Once I had the satchel laced together I had a chance to look at it and there seemed to be something I decided to add a decorative stitch around the front flap keeper and the front flap. I used red 1.0mm Tiger thread.

Step 6: Handle

With the decorative stitching finished (probably took me 2 hrs), I decided to add a handle. It's a 1.5" wide strip 11.5" long. 2.75" on each edge is left alone, the middle 6" of the handle I folded in half, cemented, and stitched together.

Then I glued, stitched, and riveted the handle to the back of the satchel. I just eye-balled the position of the handle. I secured the left side first, then matched the spacing for the right side.

**Cutting Tip** - To make the semi-pointed tips of the handle, I use a circle template. The templates I have are actually platters from a destroyed computer hard drive. First mark the center of strip at each end. Next, line up the circle template so the template's outside edge matches up with your center mark and the edge of the strip. Hold the template in place and make straight we did when rounding the corners of the interior pocket. See pictures for details.

Step 7: Lacing

With the handle now in place, I could finish lacing the satchel together.

Between the 2nd and 3rd slot from the bottom on both sides, add a strap reducer. Continue lacing to the top. Don't forget the 14" x 3" front flap keeper. At the top, mark the final length of the strap. Unlace it a couple of slots so you have enough of the lacing to work with, then cut, and add a strap reducer. I anchored the strap reducer with 3 rivets. With the strap reducer in place, I had to lace through each layer individually. It was a tight fit, but it went through without too much trouble. Take your time...

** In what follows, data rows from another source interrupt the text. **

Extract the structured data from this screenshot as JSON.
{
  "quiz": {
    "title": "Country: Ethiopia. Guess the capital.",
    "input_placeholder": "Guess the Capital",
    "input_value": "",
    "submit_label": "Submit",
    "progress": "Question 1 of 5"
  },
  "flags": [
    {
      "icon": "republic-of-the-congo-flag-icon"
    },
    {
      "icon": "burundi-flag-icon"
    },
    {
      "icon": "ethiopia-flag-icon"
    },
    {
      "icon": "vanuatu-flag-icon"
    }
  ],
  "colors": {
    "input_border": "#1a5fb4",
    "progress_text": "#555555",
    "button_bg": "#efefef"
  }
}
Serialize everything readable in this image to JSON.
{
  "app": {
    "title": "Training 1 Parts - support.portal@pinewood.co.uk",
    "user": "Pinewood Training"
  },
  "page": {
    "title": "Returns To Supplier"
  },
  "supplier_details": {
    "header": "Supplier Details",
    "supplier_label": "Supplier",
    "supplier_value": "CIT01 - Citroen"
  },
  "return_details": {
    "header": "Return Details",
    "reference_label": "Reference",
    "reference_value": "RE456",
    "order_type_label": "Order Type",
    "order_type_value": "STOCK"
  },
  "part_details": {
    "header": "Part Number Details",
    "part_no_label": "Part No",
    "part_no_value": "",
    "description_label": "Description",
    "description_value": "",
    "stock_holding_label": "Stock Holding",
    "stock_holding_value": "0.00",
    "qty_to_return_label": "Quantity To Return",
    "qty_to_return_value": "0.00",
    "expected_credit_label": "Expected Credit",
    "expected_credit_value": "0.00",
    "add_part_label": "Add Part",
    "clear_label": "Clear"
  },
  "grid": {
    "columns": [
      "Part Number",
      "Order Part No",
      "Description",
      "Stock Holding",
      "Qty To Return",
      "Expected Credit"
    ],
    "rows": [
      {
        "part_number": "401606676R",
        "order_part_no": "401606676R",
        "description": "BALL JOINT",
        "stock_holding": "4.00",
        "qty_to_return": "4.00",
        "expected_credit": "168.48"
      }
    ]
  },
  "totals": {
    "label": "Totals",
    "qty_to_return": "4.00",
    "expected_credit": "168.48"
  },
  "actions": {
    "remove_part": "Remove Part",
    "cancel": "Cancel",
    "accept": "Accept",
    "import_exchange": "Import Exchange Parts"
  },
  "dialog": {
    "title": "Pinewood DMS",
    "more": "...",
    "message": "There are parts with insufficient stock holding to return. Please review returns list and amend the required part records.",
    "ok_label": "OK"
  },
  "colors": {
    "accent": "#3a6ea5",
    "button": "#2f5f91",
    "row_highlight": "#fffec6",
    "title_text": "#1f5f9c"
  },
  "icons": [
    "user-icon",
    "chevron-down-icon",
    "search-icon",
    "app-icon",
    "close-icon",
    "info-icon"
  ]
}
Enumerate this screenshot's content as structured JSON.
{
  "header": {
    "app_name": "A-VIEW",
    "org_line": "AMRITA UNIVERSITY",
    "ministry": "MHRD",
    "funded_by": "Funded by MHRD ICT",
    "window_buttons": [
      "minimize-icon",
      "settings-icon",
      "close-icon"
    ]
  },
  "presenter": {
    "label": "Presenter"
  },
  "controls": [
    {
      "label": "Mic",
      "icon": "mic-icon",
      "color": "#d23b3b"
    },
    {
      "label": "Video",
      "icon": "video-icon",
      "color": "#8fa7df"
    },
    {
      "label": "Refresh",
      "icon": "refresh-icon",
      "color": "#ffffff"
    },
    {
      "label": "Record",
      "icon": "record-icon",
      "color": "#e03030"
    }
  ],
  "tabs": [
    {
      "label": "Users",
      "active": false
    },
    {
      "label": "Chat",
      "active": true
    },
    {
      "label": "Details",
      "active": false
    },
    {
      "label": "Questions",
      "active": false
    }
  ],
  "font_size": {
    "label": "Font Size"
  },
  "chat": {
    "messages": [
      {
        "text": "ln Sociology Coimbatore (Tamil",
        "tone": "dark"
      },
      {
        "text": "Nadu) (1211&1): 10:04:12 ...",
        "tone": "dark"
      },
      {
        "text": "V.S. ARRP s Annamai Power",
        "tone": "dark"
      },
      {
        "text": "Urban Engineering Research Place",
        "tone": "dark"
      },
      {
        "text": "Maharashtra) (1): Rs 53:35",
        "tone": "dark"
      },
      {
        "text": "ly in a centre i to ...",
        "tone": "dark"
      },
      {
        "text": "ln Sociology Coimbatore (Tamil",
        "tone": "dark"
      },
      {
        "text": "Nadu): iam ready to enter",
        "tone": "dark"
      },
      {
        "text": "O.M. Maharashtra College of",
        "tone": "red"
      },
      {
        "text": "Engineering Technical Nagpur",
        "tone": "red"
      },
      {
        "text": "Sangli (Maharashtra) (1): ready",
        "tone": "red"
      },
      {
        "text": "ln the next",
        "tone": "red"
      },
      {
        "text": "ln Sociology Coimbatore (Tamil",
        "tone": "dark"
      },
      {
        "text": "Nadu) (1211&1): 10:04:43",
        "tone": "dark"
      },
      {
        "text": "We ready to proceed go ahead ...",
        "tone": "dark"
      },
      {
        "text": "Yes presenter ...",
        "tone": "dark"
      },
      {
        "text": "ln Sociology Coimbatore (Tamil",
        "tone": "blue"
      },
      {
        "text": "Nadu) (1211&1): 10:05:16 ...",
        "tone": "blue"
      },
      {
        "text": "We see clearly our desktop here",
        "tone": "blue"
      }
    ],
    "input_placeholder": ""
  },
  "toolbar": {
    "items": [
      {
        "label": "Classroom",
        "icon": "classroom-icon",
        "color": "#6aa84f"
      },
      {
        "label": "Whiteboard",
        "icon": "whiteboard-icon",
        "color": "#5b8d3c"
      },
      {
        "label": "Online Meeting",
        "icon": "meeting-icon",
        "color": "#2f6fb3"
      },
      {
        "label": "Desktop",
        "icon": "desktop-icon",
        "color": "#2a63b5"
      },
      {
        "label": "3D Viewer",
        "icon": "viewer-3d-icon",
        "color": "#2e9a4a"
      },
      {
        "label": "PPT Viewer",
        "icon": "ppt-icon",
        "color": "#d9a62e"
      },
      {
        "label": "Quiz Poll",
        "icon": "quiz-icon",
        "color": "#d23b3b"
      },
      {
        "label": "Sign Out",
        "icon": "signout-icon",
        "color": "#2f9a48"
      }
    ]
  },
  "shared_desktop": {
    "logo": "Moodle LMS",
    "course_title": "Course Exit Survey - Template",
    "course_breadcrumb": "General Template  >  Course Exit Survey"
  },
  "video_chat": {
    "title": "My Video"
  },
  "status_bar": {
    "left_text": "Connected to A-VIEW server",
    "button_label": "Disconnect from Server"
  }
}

Step 8: Shoulder Strap

The shoulder strap is made up of two lengths, one 45" and the other 16". Of course you can modify either strap length to your own custom dimensions.

The 45" length has a swivel clip at one end and holes for the buckle at the other. The holes are spaced 1" apart starting 3" in from the end. I cut the semi-pointed tip on both ends of the 45" strap. The swivel clip is secured with 3 copper rivets.

The 16" length has a swivel clip at one end and the 1.5" buckle at the other. I cut a 1.25" slot for the buckle tang and secured the buckle with two copper rivets.

I used a 1" wide strip for the strap keeper. I skived (thinned) the ends of the loop before gluing and riveting. For the loop, I cemented the ends and finished with two small cap-style rivets. Slide this loop in place on to the strap before you mount either the swivel clip or the buckle.

Clip in the straps, adjust the length and we're done!

Step 9: Stand Back and Admire Your Work

Time to hit the road and take your new satchel on an adventure.

Leather Contest

Participated in the
Leather Contest